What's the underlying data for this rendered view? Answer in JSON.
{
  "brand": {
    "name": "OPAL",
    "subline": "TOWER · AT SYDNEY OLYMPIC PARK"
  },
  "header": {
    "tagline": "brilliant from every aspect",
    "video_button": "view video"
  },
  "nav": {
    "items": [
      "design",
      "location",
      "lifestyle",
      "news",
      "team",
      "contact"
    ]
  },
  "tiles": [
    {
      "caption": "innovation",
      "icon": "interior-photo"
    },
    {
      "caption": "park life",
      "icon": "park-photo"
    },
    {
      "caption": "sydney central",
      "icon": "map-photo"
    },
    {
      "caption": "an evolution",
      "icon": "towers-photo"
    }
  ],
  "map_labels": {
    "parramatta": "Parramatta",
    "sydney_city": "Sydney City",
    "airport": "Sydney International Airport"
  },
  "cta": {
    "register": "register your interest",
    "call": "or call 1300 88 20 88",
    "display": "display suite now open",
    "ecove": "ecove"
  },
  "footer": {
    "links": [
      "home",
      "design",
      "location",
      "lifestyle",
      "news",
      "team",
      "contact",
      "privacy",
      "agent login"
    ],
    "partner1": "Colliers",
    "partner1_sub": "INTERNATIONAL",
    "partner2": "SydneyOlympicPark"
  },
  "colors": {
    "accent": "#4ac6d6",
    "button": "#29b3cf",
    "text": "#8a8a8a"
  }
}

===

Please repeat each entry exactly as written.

PROBLEM SOLUTION:
What's the underlying data for this rendered view? Answer in JSON.
{
  "brand": {
    "name": "OPAL",
    "subline": "TOWER · AT SYDNEY OLYMPIC PARK"
  },
  "header": {
    "tagline": "brilliant from every aspect",
    "video_button": "view video"
  },
  "nav": {
    "items": [
      "design",
      "location",
      "lifestyle",
      "news",
      "team",
      "contact"
    ]
  },
  "tiles": [
    {
      "caption": "innovation",
      "icon": "interior-photo"
    },
    {
      "caption": "park life",
      "icon": "park-photo"
    },
    {
      "caption": "sydney central",
      "icon": "map-photo"
    },
    {
      "caption": "an evolution",
      "icon": "towers-photo"
    }
  ],
  "map_labels": {
    "parramatta": "Parramatta",
    "sydney_city": "Sydney City",
    "airport": "Sydney International Airport"
  },
  "cta": {
    "register": "register your interest",
    "call": "or call 1300 88 20 88",
    "display": "display suite now open",
    "ecove": "ecove"
  },
  "footer": {
    "links": [
      "home",
      "design",
      "location",
      "lifestyle",
      "news",
      "team",
      "contact",
      "privacy",
      "agent login"
    ],
    "partner1": "Colliers",
    "partner1_sub": "INTERNATIONAL",
    "partner2": "SydneyOlympicPark"
  },
  "colors": {
    "accent": "#4ac6d6",
    "button": "#29b3cf",
    "text": "#8a8a8a"
  }
}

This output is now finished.